Top of Task input
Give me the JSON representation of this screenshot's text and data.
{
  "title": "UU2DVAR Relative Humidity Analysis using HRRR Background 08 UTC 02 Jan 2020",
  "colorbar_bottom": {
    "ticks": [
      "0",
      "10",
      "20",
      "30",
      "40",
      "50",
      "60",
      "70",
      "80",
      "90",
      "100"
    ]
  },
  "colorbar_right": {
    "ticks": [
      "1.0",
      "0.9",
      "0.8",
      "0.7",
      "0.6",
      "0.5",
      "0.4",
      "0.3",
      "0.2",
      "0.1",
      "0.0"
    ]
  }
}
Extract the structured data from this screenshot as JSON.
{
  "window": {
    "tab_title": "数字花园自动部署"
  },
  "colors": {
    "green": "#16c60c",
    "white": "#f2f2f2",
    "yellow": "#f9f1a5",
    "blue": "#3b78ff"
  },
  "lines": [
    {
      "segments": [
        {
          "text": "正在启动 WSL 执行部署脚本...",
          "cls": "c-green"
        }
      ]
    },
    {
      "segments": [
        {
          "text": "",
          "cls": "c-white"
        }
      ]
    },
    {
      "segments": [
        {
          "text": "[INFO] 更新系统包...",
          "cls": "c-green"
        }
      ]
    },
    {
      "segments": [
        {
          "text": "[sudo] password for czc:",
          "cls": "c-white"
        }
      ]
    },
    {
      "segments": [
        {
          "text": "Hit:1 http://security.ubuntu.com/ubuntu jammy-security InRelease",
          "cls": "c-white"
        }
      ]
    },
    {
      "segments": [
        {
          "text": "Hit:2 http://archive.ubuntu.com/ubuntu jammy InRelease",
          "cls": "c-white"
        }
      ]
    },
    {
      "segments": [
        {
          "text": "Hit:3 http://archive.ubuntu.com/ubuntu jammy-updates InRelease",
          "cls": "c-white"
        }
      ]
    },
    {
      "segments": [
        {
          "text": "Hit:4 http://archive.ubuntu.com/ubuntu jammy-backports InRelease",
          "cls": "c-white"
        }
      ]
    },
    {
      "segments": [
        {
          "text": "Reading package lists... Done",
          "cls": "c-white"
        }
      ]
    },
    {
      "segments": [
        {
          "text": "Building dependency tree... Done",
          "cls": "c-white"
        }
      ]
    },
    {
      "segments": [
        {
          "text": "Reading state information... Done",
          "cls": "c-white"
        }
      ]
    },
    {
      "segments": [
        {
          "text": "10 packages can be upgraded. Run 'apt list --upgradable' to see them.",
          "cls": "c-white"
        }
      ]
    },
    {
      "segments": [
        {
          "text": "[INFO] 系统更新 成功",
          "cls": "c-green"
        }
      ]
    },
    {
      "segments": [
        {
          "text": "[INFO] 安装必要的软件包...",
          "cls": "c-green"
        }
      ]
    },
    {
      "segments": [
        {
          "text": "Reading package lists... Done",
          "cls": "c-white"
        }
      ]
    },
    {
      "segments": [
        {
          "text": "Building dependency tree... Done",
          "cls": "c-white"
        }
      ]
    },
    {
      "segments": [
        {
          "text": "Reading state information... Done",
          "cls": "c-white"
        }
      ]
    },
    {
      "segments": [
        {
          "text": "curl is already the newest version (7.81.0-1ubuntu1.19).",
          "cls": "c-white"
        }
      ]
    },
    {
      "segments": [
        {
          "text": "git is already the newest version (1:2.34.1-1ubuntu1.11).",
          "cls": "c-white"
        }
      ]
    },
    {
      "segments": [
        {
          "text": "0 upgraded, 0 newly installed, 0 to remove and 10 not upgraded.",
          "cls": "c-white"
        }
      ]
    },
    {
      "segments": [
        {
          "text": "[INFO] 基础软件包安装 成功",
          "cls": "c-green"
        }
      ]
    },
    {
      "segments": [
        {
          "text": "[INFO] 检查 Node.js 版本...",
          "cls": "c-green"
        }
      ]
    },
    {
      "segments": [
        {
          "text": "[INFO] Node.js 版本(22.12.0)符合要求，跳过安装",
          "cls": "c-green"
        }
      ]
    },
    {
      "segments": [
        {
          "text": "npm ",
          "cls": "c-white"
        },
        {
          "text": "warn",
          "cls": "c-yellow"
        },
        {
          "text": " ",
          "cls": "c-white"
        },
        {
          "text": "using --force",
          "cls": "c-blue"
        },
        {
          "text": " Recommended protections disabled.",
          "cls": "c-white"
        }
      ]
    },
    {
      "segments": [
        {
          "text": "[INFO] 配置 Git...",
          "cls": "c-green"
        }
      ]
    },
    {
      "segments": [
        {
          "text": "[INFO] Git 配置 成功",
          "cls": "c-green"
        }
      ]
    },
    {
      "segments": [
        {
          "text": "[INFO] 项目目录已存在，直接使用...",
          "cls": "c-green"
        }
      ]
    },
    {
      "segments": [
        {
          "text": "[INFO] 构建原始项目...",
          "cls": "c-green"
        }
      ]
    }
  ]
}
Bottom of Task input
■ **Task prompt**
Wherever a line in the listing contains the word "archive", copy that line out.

■ **Answer below**
          "text": "Hit:2 http://archive.ubuntu.com/ubuntu jammy InRelease",
          "text": "Hit:3 http://archive.ubuntu.com/ubuntu jammy-updates InRelease",
          "text": "Hit:4 http://archive.ubuntu.com/ubuntu jammy-backports InRelease",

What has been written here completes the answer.